● **Problem description**: Please copy every line with the string "Ctrl" from the entries below.

● **Records to process**:

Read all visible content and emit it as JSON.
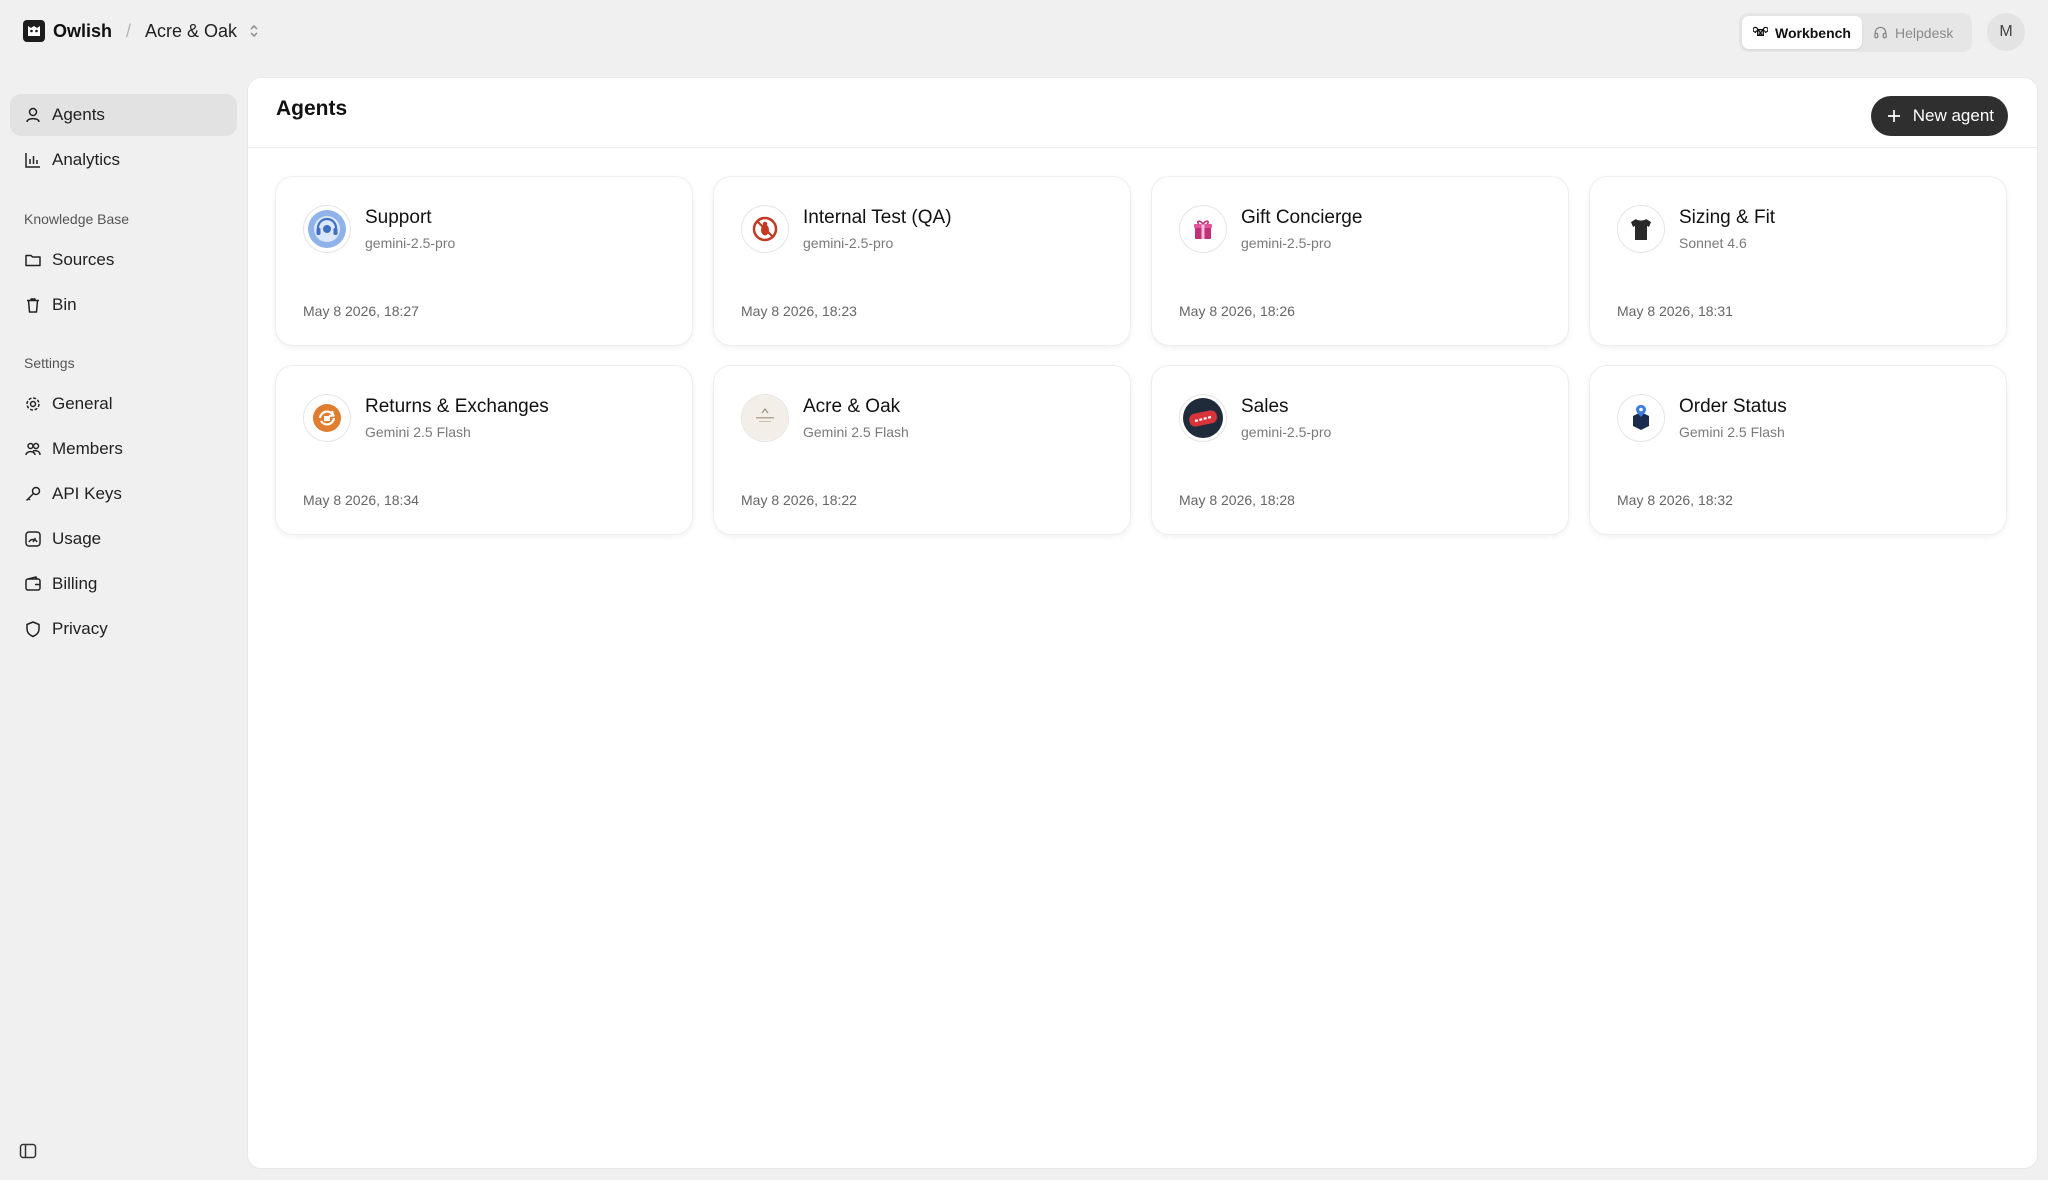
{
  "topbar": {
    "brand": "Owlish",
    "separator": "/",
    "workspace": "Acre & Oak",
    "modes": [
      {
        "label": "Workbench",
        "active": true,
        "icon": "command-icon"
      },
      {
        "label": "Helpdesk",
        "active": false,
        "icon": "headphones-icon"
      }
    ],
    "avatar_initial": "M"
  },
  "sidebar": {
    "primary": [
      {
        "label": "Agents",
        "icon": "agent-icon",
        "active": true
      },
      {
        "label": "Analytics",
        "icon": "bar-chart-icon",
        "active": false
      }
    ],
    "knowledge_base": {
      "title": "Knowledge Base",
      "items": [
        {
          "label": "Sources",
          "icon": "folder-icon"
        },
        {
          "label": "Bin",
          "icon": "trash-icon"
        }
      ]
    },
    "settings": {
      "title": "Settings",
      "items": [
        {
          "label": "General",
          "icon": "gear-icon"
        },
        {
          "label": "Members",
          "icon": "users-icon"
        },
        {
          "label": "API Keys",
          "icon": "key-icon"
        },
        {
          "label": "Usage",
          "icon": "gauge-icon"
        },
        {
          "label": "Billing",
          "icon": "wallet-icon"
        },
        {
          "label": "Privacy",
          "icon": "shield-icon"
        }
      ]
    }
  },
  "main": {
    "title": "Agents",
    "new_agent_label": "New agent",
    "agents": [
      {
        "name": "Support",
        "model": "gemini-2.5-pro",
        "date": "May 8 2026, 18:27",
        "icon": "support-headset-icon"
      },
      {
        "name": "Internal Test (QA)",
        "model": "gemini-2.5-pro",
        "date": "May 8 2026, 18:23",
        "icon": "qa-bug-icon"
      },
      {
        "name": "Gift Concierge",
        "model": "gemini-2.5-pro",
        "date": "May 8 2026, 18:26",
        "icon": "gift-icon"
      },
      {
        "name": "Sizing & Fit",
        "model": "Sonnet 4.6",
        "date": "May 8 2026, 18:31",
        "icon": "tshirt-icon"
      },
      {
        "name": "Returns & Exchanges",
        "model": "Gemini 2.5 Flash",
        "date": "May 8 2026, 18:34",
        "icon": "returns-icon"
      },
      {
        "name": "Acre & Oak",
        "model": "Gemini 2.5 Flash",
        "date": "May 8 2026, 18:22",
        "icon": "brand-logo-icon"
      },
      {
        "name": "Sales",
        "model": "gemini-2.5-pro",
        "date": "May 8 2026, 18:28",
        "icon": "sales-badge-icon"
      },
      {
        "name": "Order Status",
        "model": "Gemini 2.5 Flash",
        "date": "May 8 2026, 18:32",
        "icon": "package-location-icon"
      }
    ]
  },
  "colors": {
    "background": "#f0f0f0",
    "panel": "#ffffff",
    "button_dark": "#2f2f2f",
    "nav_active": "#e2e2e2"
  }
}
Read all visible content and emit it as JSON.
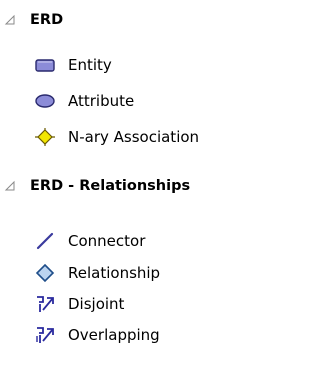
{
  "toolbox": {
    "groups": [
      {
        "title": "ERD",
        "expanded": true,
        "items": [
          {
            "label": "Entity",
            "icon": "entity-icon"
          },
          {
            "label": "Attribute",
            "icon": "attribute-icon"
          },
          {
            "label": "N-ary Association",
            "icon": "nary-association-icon"
          }
        ]
      },
      {
        "title": "ERD - Relationships",
        "expanded": true,
        "items": [
          {
            "label": "Connector",
            "icon": "connector-icon"
          },
          {
            "label": "Relationship",
            "icon": "relationship-icon"
          },
          {
            "label": "Disjoint",
            "icon": "disjoint-icon"
          },
          {
            "label": "Overlapping",
            "icon": "overlapping-icon"
          }
        ]
      }
    ]
  },
  "colors": {
    "expander": "#8a8a8a",
    "entity_fill": "#8c8cd8",
    "entity_stroke": "#2a2a6e",
    "attribute_fill": "#8c8cd8",
    "attribute_stroke": "#2a2a6e",
    "nary_fill": "#f2e600",
    "nary_stroke": "#6b5a00",
    "connector": "#3a3a9e",
    "relationship_fill": "#bcd4f0",
    "relationship_stroke": "#1f4e8a",
    "disjoint": "#2a2a9e",
    "overlapping": "#2a2a9e"
  }
}
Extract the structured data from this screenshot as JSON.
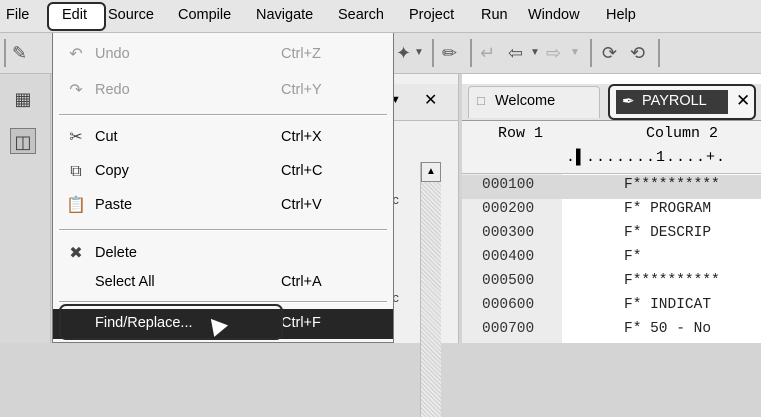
{
  "menubar": [
    "File",
    "Edit",
    "Source",
    "Compile",
    "Navigate",
    "Search",
    "Project",
    "Run",
    "Window",
    "Help"
  ],
  "edit_menu": {
    "undo": {
      "label": "Undo",
      "shortcut": "Ctrl+Z"
    },
    "redo": {
      "label": "Redo",
      "shortcut": "Ctrl+Y"
    },
    "cut": {
      "label": "Cut",
      "shortcut": "Ctrl+X"
    },
    "copy": {
      "label": "Copy",
      "shortcut": "Ctrl+C"
    },
    "paste": {
      "label": "Paste",
      "shortcut": "Ctrl+V"
    },
    "delete": {
      "label": "Delete",
      "shortcut": ""
    },
    "select_all": {
      "label": "Select All",
      "shortcut": "Ctrl+A"
    },
    "find_replace": {
      "label": "Find/Replace...",
      "shortcut": "Ctrl+F"
    }
  },
  "left_view": {
    "text_a": "rc",
    "text_b": "rc"
  },
  "editor": {
    "tabs": {
      "welcome": "Welcome",
      "payroll": "PAYROLL"
    },
    "ruler_row": "Row 1",
    "ruler_col": "Column 2",
    "ruler_marks": ".▌.......1....+.",
    "lines": [
      {
        "seq": "000100",
        "src": "F**********"
      },
      {
        "seq": "000200",
        "src": "F*  PROGRAM"
      },
      {
        "seq": "000300",
        "src": "F*  DESCRIP"
      },
      {
        "seq": "000400",
        "src": "F*"
      },
      {
        "seq": "000500",
        "src": "F**********"
      },
      {
        "seq": "000600",
        "src": "F*  INDICAT"
      },
      {
        "seq": "000700",
        "src": "F*  50 - No"
      }
    ]
  }
}
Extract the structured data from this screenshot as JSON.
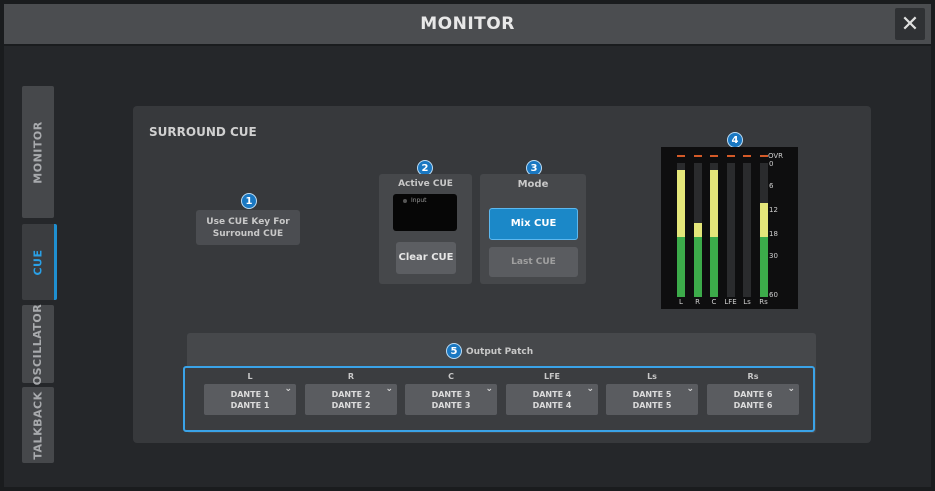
{
  "window": {
    "title": "MONITOR",
    "close_icon": "close-icon"
  },
  "tabs": [
    {
      "label": "MONITOR",
      "active": false
    },
    {
      "label": "CUE",
      "active": true
    },
    {
      "label": "OSCILLATOR",
      "active": false
    },
    {
      "label": "TALKBACK",
      "active": false
    }
  ],
  "panel": {
    "title": "SURROUND CUE"
  },
  "badges": [
    "1",
    "2",
    "3",
    "4",
    "5"
  ],
  "use_cue_key": {
    "label_line1": "Use CUE Key For",
    "label_line2": "Surround CUE"
  },
  "active_cue": {
    "label": "Active CUE",
    "indicator": "Input",
    "clear_button": "Clear CUE"
  },
  "mode": {
    "label": "Mode",
    "options": [
      "Mix CUE",
      "Last CUE"
    ],
    "selected": "Mix CUE"
  },
  "meter": {
    "overload_label": "OVR",
    "scale": [
      "0",
      "6",
      "12",
      "18",
      "30",
      "60"
    ],
    "channels": [
      {
        "label": "L",
        "level": 0.95,
        "color": "#e4e67a"
      },
      {
        "label": "R",
        "level": 0.55,
        "color": "#e4e67a"
      },
      {
        "label": "C",
        "level": 0.95,
        "color": "#e4e67a"
      },
      {
        "label": "LFE",
        "level": 0.0,
        "color": "#e4e67a"
      },
      {
        "label": "Ls",
        "level": 0.0,
        "color": "#e4e67a"
      },
      {
        "label": "Rs",
        "level": 0.7,
        "color": "#e4e67a"
      }
    ],
    "green_color": "#3cab4a"
  },
  "output_patch": {
    "label": "Output Patch",
    "channels": [
      {
        "label": "L",
        "line1": "DANTE 1",
        "line2": "DANTE 1"
      },
      {
        "label": "R",
        "line1": "DANTE 2",
        "line2": "DANTE 2"
      },
      {
        "label": "C",
        "line1": "DANTE 3",
        "line2": "DANTE 3"
      },
      {
        "label": "LFE",
        "line1": "DANTE 4",
        "line2": "DANTE 4"
      },
      {
        "label": "Ls",
        "line1": "DANTE 5",
        "line2": "DANTE 5"
      },
      {
        "label": "Rs",
        "line1": "DANTE 6",
        "line2": "DANTE 6"
      }
    ]
  },
  "colors": {
    "accent": "#1f8fd0",
    "mix_cue_active": "#1b88c8"
  }
}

● **Output of the task**:
      "shortcut": "Ctrl+Z"
      "shortcut": "Ctrl+Y"
      "shortcut": "Ctrl+X"
      "shortcut": "Ctrl+C"
      "shortcut": "Ctrl+V"
      "shortcut": "Ctrl+A"
      "shortcut": "Ctrl+F"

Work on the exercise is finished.